━━━ Given entries

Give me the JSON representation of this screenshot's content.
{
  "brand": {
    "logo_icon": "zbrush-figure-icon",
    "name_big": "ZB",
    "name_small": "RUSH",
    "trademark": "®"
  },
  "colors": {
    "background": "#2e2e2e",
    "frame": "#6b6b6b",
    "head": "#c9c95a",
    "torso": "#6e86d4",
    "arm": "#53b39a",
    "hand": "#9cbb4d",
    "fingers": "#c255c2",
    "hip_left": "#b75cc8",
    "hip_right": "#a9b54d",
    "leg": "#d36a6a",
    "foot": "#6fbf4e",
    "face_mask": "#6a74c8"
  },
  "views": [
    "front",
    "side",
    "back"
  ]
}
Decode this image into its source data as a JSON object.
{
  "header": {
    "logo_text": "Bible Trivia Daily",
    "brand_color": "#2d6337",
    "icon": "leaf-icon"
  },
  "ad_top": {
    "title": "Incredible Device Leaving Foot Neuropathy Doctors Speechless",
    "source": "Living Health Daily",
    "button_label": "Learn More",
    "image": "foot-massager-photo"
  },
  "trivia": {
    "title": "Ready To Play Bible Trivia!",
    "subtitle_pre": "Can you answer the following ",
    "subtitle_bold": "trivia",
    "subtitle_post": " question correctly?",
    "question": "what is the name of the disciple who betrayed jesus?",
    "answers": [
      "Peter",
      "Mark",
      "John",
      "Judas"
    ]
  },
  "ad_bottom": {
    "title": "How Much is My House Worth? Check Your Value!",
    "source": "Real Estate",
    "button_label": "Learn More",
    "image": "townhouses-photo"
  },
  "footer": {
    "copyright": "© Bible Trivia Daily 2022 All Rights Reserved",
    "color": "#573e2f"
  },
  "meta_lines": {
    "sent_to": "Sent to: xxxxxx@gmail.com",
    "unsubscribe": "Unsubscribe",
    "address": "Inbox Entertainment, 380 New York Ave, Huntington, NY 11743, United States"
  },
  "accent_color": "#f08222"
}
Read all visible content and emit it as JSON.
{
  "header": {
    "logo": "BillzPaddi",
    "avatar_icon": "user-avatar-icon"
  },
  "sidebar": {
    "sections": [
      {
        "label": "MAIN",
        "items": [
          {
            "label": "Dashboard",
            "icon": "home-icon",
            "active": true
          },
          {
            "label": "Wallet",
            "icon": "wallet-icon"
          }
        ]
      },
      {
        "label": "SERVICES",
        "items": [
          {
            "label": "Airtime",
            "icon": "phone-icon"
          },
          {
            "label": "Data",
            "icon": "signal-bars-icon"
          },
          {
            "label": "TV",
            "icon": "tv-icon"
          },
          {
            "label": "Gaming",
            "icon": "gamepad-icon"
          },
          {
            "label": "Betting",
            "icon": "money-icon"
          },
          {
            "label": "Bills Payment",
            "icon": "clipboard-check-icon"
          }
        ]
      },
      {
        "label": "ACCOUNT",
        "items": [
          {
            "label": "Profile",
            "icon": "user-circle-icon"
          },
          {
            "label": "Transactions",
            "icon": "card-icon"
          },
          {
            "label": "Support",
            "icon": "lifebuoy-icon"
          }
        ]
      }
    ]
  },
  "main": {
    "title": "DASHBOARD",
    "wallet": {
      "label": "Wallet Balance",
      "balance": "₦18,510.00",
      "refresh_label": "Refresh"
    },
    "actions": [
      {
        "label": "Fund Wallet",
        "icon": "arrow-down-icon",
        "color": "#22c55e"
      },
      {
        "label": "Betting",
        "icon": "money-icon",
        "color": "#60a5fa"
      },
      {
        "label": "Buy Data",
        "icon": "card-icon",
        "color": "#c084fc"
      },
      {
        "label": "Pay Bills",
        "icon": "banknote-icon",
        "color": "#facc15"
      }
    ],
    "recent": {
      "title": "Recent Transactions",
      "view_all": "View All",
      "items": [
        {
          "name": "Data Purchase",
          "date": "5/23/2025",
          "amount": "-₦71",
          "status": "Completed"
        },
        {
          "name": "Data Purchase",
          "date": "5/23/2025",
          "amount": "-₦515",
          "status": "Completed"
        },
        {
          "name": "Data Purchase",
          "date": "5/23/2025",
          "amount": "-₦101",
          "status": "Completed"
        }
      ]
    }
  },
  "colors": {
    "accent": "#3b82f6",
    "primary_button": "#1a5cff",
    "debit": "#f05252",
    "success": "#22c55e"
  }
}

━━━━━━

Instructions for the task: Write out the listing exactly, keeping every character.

Answer area:
Give me the JSON representation of this screenshot's content.
{
  "brand": {
    "logo_icon": "zbrush-figure-icon",
    "name_big": "ZB",
    "name_small": "RUSH",
    "trademark": "®"
  },
  "colors": {
    "background": "#2e2e2e",
    "frame": "#6b6b6b",
    "head": "#c9c95a",
    "torso": "#6e86d4",
    "arm": "#53b39a",
    "hand": "#9cbb4d",
    "fingers": "#c255c2",
    "hip_left": "#b75cc8",
    "hip_right": "#a9b54d",
    "leg": "#d36a6a",
    "foot": "#6fbf4e",
    "face_mask": "#6a74c8"
  },
  "views": [
    "front",
    "side",
    "back"
  ]
}
Decode this image into its source data as a JSON object.
{
  "header": {
    "logo_text": "Bible Trivia Daily",
    "brand_color": "#2d6337",
    "icon": "leaf-icon"
  },
  "ad_top": {
    "title": "Incredible Device Leaving Foot Neuropathy Doctors Speechless",
    "source": "Living Health Daily",
    "button_label": "Learn More",
    "image": "foot-massager-photo"
  },
  "trivia": {
    "title": "Ready To Play Bible Trivia!",
    "subtitle_pre": "Can you answer the following ",
    "subtitle_bold": "trivia",
    "subtitle_post": " question correctly?",
    "question": "what is the name of the disciple who betrayed jesus?",
    "answers": [
      "Peter",
      "Mark",
      "John",
      "Judas"
    ]
  },
  "ad_bottom": {
    "title": "How Much is My House Worth? Check Your Value!",
    "source": "Real Estate",
    "button_label": "Learn More",
    "image": "townhouses-photo"
  },
  "footer": {
    "copyright": "© Bible Trivia Daily 2022 All Rights Reserved",
    "color": "#573e2f"
  },
  "meta_lines": {
    "sent_to": "Sent to: xxxxxx@gmail.com",
    "unsubscribe": "Unsubscribe",
    "address": "Inbox Entertainment, 380 New York Ave, Huntington, NY 11743, United States"
  },
  "accent_color": "#f08222"
}
Read all visible content and emit it as JSON.
{
  "header": {
    "logo": "BillzPaddi",
    "avatar_icon": "user-avatar-icon"
  },
  "sidebar": {
    "sections": [
      {
        "label": "MAIN",
        "items": [
          {
            "label": "Dashboard",
            "icon": "home-icon",
            "active": true
          },
          {
            "label": "Wallet",
            "icon": "wallet-icon"
          }
        ]
      },
      {
        "label": "SERVICES",
        "items": [
          {
            "label": "Airtime",
            "icon": "phone-icon"
          },
          {
            "label": "Data",
            "icon": "signal-bars-icon"
          },
          {
            "label": "TV",
            "icon": "tv-icon"
          },
          {
            "label": "Gaming",
            "icon": "gamepad-icon"
          },
          {
            "label": "Betting",
            "icon": "money-icon"
          },
          {
            "label": "Bills Payment",
            "icon": "clipboard-check-icon"
          }
        ]
      },
      {
        "label": "ACCOUNT",
        "items": [
          {
            "label": "Profile",
            "icon": "user-circle-icon"
          },
          {
            "label": "Transactions",
            "icon": "card-icon"
          },
          {
            "label": "Support",
            "icon": "lifebuoy-icon"
          }
        ]
      }
    ]
  },
  "main": {
    "title": "DASHBOARD",
    "wallet": {
      "label": "Wallet Balance",
      "balance": "₦18,510.00",
      "refresh_label": "Refresh"
    },
    "actions": [
      {
        "label": "Fund Wallet",
        "icon": "arrow-down-icon",
        "color": "#22c55e"
      },
      {
        "label": "Betting",
        "icon": "money-icon",
        "color": "#60a5fa"
      },
      {
        "label": "Buy Data",
        "icon": "card-icon",
        "color": "#c084fc"
      },
      {
        "label": "Pay Bills",
        "icon": "banknote-icon",
        "color": "#facc15"
      }
    ],
    "recent": {
      "title": "Recent Transactions",
      "view_all": "View All",
      "items": [
        {
          "name": "Data Purchase",
          "date": "5/23/2025",
          "amount": "-₦71",
          "status": "Completed"
        },
        {
          "name": "Data Purchase",
          "date": "5/23/2025",
          "amount": "-₦515",
          "status": "Completed"
        },
        {
          "name": "Data Purchase",
          "date": "5/23/2025",
          "amount": "-₦101",
          "status": "Completed"
        }
      ]
    }
  },
  "colors": {
    "accent": "#3b82f6",
    "primary_button": "#1a5cff",
    "debit": "#f05252",
    "success": "#22c55e"
  }
}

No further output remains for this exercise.